Was I really happy? I was finally thinner, so wasn’t I supposed to be gleeful as shit like those people holding up giant pants in the weight loss commercials? All that old self-hate, it wasn’t gone. It had just shifted to other problem areas: “You’re still not skinny, and no diet will ever make you pretty.” “You’re still alone.” “That guy is never gonna call you back. You’re too weird.” “You’re gonna be a broke-ass cat lady all your life.” How could I ever win?
Then I met my current husband. I fell in love with him and his kids, and we got married fairly quickly. I had my daughter. The birth of this kid was the single biggest catalyst in my life. After having her, the volume got turned way down on all the other shit that used to take up space in my head. Being fat didn’t matter all that much anymore. All that mattered was taking care of this little person I’d made and my little family. It made me re-evaluate happiness and what our society tells us about obtaining it. I realized there is no such thing as constant bliss — there’s always going to be problems and bullshit no matter what.

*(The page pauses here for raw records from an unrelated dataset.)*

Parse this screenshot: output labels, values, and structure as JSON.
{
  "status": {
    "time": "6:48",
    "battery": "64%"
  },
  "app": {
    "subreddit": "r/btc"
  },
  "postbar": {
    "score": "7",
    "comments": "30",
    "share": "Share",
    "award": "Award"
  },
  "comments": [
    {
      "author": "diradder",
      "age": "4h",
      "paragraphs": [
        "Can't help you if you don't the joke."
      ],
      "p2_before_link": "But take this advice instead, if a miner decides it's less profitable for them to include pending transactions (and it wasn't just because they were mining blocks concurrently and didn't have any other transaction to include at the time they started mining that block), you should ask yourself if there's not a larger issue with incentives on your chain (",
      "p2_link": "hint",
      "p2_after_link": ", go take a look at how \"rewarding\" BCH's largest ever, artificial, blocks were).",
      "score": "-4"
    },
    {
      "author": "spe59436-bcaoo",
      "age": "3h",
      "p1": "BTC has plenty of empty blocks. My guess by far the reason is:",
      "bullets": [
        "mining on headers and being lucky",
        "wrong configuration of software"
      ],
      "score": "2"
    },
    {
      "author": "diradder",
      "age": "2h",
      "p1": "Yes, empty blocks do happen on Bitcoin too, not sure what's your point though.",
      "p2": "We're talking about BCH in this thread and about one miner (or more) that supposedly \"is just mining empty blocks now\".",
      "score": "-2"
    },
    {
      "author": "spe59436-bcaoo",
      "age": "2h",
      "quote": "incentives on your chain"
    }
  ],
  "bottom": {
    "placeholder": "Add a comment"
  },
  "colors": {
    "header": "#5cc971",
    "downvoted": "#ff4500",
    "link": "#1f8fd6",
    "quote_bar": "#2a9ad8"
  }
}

So why did I want to complicate things further by carrying out this nonstop campaign of self-hatred I’d waged in my head all my adult life? I thought about what that kind of attitude would do to my daughter as she observed me. Did I want to plague her with this “never good enough” bullshit? She was already going to get it from literally everywhere else, and I didn’t want to participate in it too. So I quit.
I quit worrying about diets and finding time to squeeze in exercise somewhere. Quit worrying about my stupid jeans size. Quit worrying what people think of me. Quit feeling guilty about eating. Quit equating whether or not I was a good person with my size. Quit thinking that fat was the worst possible thing I could be.
Did the self-hate completely go away? No, of course not. Am I 100% happy? Again, of course not. But now I realize that no one is, no matter how they look. I got over myself, got out of my own head, and started appreciating all the good stuff there is in life that’s still there no matter what the scale says. Does this mean I’ll never try again to lose weight? No, I might want to some day. But right now, that battle is just not on my to-do list.
I know there are plenty of people who think I’m lazy and undisciplined. They think I’m driving their health care costs up since I’m so “unhealthy” (I’d like to compare doctor’s visits in the past year with these people; I bet I’ve been there less than they have). They think I’m a drain on society. There was a time when I would’ve agreed with them. But now? Now I just hope the sight of my fat ass out and about pisses them off so hard it wrecks their stupid little day. And then I can laugh and eat my cheeseburger.